> [WORK ITEM] Every record must be copied exactly. Leave nothing out.
---- DATA FOR THE TASK
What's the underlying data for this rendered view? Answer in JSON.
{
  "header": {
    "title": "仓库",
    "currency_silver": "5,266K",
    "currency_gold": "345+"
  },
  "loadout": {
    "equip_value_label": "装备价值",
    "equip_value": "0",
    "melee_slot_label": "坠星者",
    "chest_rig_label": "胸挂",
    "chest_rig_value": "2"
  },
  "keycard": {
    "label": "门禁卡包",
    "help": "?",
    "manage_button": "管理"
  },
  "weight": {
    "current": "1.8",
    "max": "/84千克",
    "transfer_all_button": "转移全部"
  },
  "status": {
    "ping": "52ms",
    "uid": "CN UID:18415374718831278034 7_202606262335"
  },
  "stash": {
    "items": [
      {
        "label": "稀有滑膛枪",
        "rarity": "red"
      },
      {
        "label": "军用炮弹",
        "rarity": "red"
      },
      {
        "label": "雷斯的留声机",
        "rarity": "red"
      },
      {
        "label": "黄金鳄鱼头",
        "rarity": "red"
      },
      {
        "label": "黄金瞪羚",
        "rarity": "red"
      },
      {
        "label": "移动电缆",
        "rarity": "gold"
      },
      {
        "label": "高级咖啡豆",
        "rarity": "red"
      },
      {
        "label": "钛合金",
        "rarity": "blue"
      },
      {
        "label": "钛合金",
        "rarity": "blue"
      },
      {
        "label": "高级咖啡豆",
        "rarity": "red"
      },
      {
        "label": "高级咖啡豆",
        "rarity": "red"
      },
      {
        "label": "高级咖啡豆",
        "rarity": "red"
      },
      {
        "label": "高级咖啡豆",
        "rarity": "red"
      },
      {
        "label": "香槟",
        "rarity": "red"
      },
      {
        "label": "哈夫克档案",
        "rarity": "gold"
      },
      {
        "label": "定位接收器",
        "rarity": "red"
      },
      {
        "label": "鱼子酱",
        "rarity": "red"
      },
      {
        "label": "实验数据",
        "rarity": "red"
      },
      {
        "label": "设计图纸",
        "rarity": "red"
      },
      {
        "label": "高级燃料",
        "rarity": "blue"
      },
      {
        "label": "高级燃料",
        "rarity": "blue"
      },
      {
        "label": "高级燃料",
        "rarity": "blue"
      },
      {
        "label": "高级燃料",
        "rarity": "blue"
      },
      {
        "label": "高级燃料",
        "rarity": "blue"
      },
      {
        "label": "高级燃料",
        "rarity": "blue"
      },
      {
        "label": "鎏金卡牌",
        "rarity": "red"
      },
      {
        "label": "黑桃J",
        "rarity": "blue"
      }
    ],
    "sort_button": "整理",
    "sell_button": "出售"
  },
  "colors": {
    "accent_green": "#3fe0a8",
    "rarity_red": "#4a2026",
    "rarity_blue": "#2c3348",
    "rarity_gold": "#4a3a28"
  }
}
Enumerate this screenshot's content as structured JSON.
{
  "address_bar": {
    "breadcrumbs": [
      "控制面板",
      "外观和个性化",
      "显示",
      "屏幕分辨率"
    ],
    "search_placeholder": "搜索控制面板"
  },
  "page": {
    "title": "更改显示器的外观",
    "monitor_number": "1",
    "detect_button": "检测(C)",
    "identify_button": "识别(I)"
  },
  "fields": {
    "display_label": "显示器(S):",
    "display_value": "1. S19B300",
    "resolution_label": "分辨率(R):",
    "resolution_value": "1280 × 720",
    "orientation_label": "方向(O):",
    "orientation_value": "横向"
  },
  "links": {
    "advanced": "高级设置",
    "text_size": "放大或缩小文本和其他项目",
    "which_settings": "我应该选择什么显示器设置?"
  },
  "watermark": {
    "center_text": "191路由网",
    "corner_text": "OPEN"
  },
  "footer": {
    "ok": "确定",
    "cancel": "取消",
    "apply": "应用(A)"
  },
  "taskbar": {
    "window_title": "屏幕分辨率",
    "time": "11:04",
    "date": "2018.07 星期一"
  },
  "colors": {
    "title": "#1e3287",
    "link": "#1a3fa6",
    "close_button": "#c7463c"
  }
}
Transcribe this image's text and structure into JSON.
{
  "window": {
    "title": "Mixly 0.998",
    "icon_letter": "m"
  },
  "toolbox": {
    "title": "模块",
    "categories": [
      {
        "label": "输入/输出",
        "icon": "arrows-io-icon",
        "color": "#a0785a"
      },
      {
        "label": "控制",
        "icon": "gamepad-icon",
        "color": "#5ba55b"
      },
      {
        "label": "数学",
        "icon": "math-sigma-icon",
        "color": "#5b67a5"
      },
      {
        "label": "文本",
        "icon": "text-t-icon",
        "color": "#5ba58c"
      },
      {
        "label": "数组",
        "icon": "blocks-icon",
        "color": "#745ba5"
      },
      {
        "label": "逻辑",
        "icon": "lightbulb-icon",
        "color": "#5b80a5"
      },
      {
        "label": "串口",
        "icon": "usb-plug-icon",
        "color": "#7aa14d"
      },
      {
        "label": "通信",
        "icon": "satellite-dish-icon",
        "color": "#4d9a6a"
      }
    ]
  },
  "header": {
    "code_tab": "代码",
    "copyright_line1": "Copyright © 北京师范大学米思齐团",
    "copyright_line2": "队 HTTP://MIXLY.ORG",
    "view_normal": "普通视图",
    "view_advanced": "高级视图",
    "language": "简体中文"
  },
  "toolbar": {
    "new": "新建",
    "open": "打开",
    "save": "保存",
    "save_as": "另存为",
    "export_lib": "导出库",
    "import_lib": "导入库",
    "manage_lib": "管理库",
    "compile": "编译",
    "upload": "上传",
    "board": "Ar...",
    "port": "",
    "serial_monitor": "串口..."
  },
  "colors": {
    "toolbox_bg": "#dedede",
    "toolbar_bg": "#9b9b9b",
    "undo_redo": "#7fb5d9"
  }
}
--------
> [EXERCISE RESPONSE]
What's the underlying data for this rendered view? Answer in JSON.
{
  "header": {
    "title": "仓库",
    "currency_silver": "5,266K",
    "currency_gold": "345+"
  },
  "loadout": {
    "equip_value_label": "装备价值",
    "equip_value": "0",
    "melee_slot_label": "坠星者",
    "chest_rig_label": "胸挂",
    "chest_rig_value": "2"
  },
  "keycard": {
    "label": "门禁卡包",
    "help": "?",
    "manage_button": "管理"
  },
  "weight": {
    "current": "1.8",
    "max": "/84千克",
    "transfer_all_button": "转移全部"
  },
  "status": {
    "ping": "52ms",
    "uid": "CN UID:18415374718831278034 7_202606262335"
  },
  "stash": {
    "items": [
      {
        "label": "稀有滑膛枪",
        "rarity": "red"
      },
      {
        "label": "军用炮弹",
        "rarity": "red"
      },
      {
        "label": "雷斯的留声机",
        "rarity": "red"
      },
      {
        "label": "黄金鳄鱼头",
        "rarity": "red"
      },
      {
        "label": "黄金瞪羚",
        "rarity": "red"
      },
      {
        "label": "移动电缆",
        "rarity": "gold"
      },
      {
        "label": "高级咖啡豆",
        "rarity": "red"
      },
      {
        "label": "钛合金",
        "rarity": "blue"
      },
      {
        "label": "钛合金",
        "rarity": "blue"
      },
      {
        "label": "高级咖啡豆",
        "rarity": "red"
      },
      {
        "label": "高级咖啡豆",
        "rarity": "red"
      },
      {
        "label": "高级咖啡豆",
        "rarity": "red"
      },
      {
        "label": "高级咖啡豆",
        "rarity": "red"
      },
      {
        "label": "香槟",
        "rarity": "red"
      },
      {
        "label": "哈夫克档案",
        "rarity": "gold"
      },
      {
        "label": "定位接收器",
        "rarity": "red"
      },
      {
        "label": "鱼子酱",
        "rarity": "red"
      },
      {
        "label": "实验数据",
        "rarity": "red"
      },
      {
        "label": "设计图纸",
        "rarity": "red"
      },
      {
        "label": "高级燃料",
        "rarity": "blue"
      },
      {
        "label": "高级燃料",
        "rarity": "blue"
      },
      {
        "label": "高级燃料",
        "rarity": "blue"
      },
      {
        "label": "高级燃料",
        "rarity": "blue"
      },
      {
        "label": "高级燃料",
        "rarity": "blue"
      },
      {
        "label": "高级燃料",
        "rarity": "blue"
      },
      {
        "label": "鎏金卡牌",
        "rarity": "red"
      },
      {
        "label": "黑桃J",
        "rarity": "blue"
      }
    ],
    "sort_button": "整理",
    "sell_button": "出售"
  },
  "colors": {
    "accent_green": "#3fe0a8",
    "rarity_red": "#4a2026",
    "rarity_blue": "#2c3348",
    "rarity_gold": "#4a3a28"
  }
}
Enumerate this screenshot's content as structured JSON.
{
  "address_bar": {
    "breadcrumbs": [
      "控制面板",
      "外观和个性化",
      "显示",
      "屏幕分辨率"
    ],
    "search_placeholder": "搜索控制面板"
  },
  "page": {
    "title": "更改显示器的外观",
    "monitor_number": "1",
    "detect_button": "检测(C)",
    "identify_button": "识别(I)"
  },
  "fields": {
    "display_label": "显示器(S):",
    "display_value": "1. S19B300",
    "resolution_label": "分辨率(R):",
    "resolution_value": "1280 × 720",
    "orientation_label": "方向(O):",
    "orientation_value": "横向"
  },
  "links": {
    "advanced": "高级设置",
    "text_size": "放大或缩小文本和其他项目",
    "which_settings": "我应该选择什么显示器设置?"
  },
  "watermark": {
    "center_text": "191路由网",
    "corner_text": "OPEN"
  },
  "footer": {
    "ok": "确定",
    "cancel": "取消",
    "apply": "应用(A)"
  },
  "taskbar": {
    "window_title": "屏幕分辨率",
    "time": "11:04",
    "date": "2018.07 星期一"
  },
  "colors": {
    "title": "#1e3287",
    "link": "#1a3fa6",
    "close_button": "#c7463c"
  }
}
Transcribe this image's text and structure into JSON.
{
  "window": {
    "title": "Mixly 0.998",
    "icon_letter": "m"
  },
  "toolbox": {
    "title": "模块",
    "categories": [
      {
        "label": "输入/输出",
        "icon": "arrows-io-icon",
        "color": "#a0785a"
      },
      {
        "label": "控制",
        "icon": "gamepad-icon",
        "color": "#5ba55b"
      },
      {
        "label": "数学",
        "icon": "math-sigma-icon",
        "color": "#5b67a5"
      },
      {
        "label": "文本",
        "icon": "text-t-icon",
        "color": "#5ba58c"
      },
      {
        "label": "数组",
        "icon": "blocks-icon",
        "color": "#745ba5"
      },
      {
        "label": "逻辑",
        "icon": "lightbulb-icon",
        "color": "#5b80a5"
      },
      {
        "label": "串口",
        "icon": "usb-plug-icon",
        "color": "#7aa14d"
      },
      {
        "label": "通信",
        "icon": "satellite-dish-icon",
        "color": "#4d9a6a"
      }
    ]
  },
  "header": {
    "code_tab": "代码",
    "copyright_line1": "Copyright © 北京师范大学米思齐团",
    "copyright_line2": "队 HTTP://MIXLY.ORG",
    "view_normal": "普通视图",
    "view_advanced": "高级视图",
    "language": "简体中文"
  },
  "toolbar": {
    "new": "新建",
    "open": "打开",
    "save": "保存",
    "save_as": "另存为",
    "export_lib": "导出库",
    "import_lib": "导入库",
    "manage_lib": "管理库",
    "compile": "编译",
    "upload": "上传",
    "board": "Ar...",
    "port": "",
    "serial_monitor": "串口..."
  },
  "colors": {
    "toolbox_bg": "#dedede",
    "toolbar_bg": "#9b9b9b",
    "undo_redo": "#7fb5d9"
  }
}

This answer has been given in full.